For the first 30 or so years, eating a bowl of Cheerios meant eating a product made from the original, classic recipe. That changed in the late 70’s when Honey Nut Cheerios was launched. Since that time, Honey Nut Cheerios has become such a favorite that not only does it outsell the original Cheerios flavor, but also it has been the number one cereal in America every year since 2009. This new flavor even led to the birth of the bumblebee (named BuzzBee) that became the official mascot for Cheerios.
HERE’S ANOTHER FUN FACT: Because Thanksgiving is my all-time favorite holiday, I wanted to highlight that on the 20th anniversary of Honey Nut Cheerios, BuzzBee became the first and only-ever bee balloon in the Parade’s history. BuzzBee also floated above the crowds as the first-ever cereal mascot balloon.
The Cheerios brand team has been trying to associate their cereal with a healthy diet since its introduction, and commercials in the 1950s promised that eating Cheerios would promote “healthy nerves” and “good red blood.”
But in the late 2000s, a series of marketing claims landed the company in hot water. Cheerios claimed that switching to their cereal for breakfast could reduce “bad” cholesterol levels by four percent in just six weeks, and would prevent heart disease and cancers of the colon and stomach. These claims were present on the product’s packaging, website, and were even announced in supermarkets.
The FDA was not having it and shot back with a letter to General Mills stating that its claims about the health benefits of eating Cheerios would reclassify the cereal as a drug because it was “intended for use in the prevention, mitigation and treatment of disease.”
The FDA demanded that Cheerios either apply for classification as a cholesterol-lowering drug or change the wording on the boxes. The company complied by changing the labeling to read as follows:
“Three grams of soluble fiber daily from whole grain oat foods, like Cheerios™ and Honey Nut Cheerios™ cereal, in a diet low in saturated fat and cholesterol, MAY reduce the risk of heart disease. Cheerios provides 1 gram per serving. Honey Nut Cheerios provides .75 grams per serving. While many factors affect heart disease, diets low in saturated fat and cholesterol MAY reduce the risk of this disease.”
Just a side note: Having developed and launched the Planters NUTrition line of nuts in 2005, we had these same HEART-HEALTHY challenges with the FDA and had to put the following claim on all of our cans:
“Scientific evidence suggests but does not prove that eating 1.5 ounces per day of most nuts (such as almonds, hazelnuts, peanuts, pecans, pistachios, and walnuts) as part of a diet low in saturated fat and cholesterol MAY reduce the risk of heart disease”
It’s amazing how the ‘One Word’ – MAY – can keep the FDA away!
General Mills is so committed to empowering people to live a HEART-HEALTHY lifestyle that it launches annually limited-edition boxes with happy heart-shaped Cheerios, along with the iconic “O”.
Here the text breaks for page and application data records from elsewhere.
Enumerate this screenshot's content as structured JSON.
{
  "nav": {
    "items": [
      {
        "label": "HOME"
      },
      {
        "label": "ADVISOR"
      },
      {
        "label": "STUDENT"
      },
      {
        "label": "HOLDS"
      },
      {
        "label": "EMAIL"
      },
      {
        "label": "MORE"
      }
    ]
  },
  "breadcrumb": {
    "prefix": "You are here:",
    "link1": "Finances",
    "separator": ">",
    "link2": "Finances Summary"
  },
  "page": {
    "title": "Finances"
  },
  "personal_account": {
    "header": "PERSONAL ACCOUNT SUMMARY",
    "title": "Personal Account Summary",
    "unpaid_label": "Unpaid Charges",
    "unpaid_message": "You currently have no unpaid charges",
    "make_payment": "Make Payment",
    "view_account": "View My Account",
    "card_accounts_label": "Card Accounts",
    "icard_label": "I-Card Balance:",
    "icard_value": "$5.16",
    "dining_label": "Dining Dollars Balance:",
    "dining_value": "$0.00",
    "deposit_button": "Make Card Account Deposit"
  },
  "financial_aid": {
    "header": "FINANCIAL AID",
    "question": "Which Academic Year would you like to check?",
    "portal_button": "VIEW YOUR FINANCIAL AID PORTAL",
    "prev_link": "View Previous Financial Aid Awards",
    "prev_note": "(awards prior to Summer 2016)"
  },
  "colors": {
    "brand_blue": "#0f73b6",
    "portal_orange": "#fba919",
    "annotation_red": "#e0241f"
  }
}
If there’s one thing I know for sure, it’s this:
Your product is NOT your brand.
Your brand is your Core Value…AND
You use your product as the vehicle to drive your Core Value.
Cheerios uses their cereal to drive their Core Value of HEART-HEALTHY.
It appears that every month is HEART-HEALTHY month at Cheerios – not just February! So the next time you’re looking to do something healthy for your heart, remember this:
HEART-HEALTHY is how Cheerios SCORES.
I’m Rich Keller, The CATALYST and see you next time on The CATALYST Effect!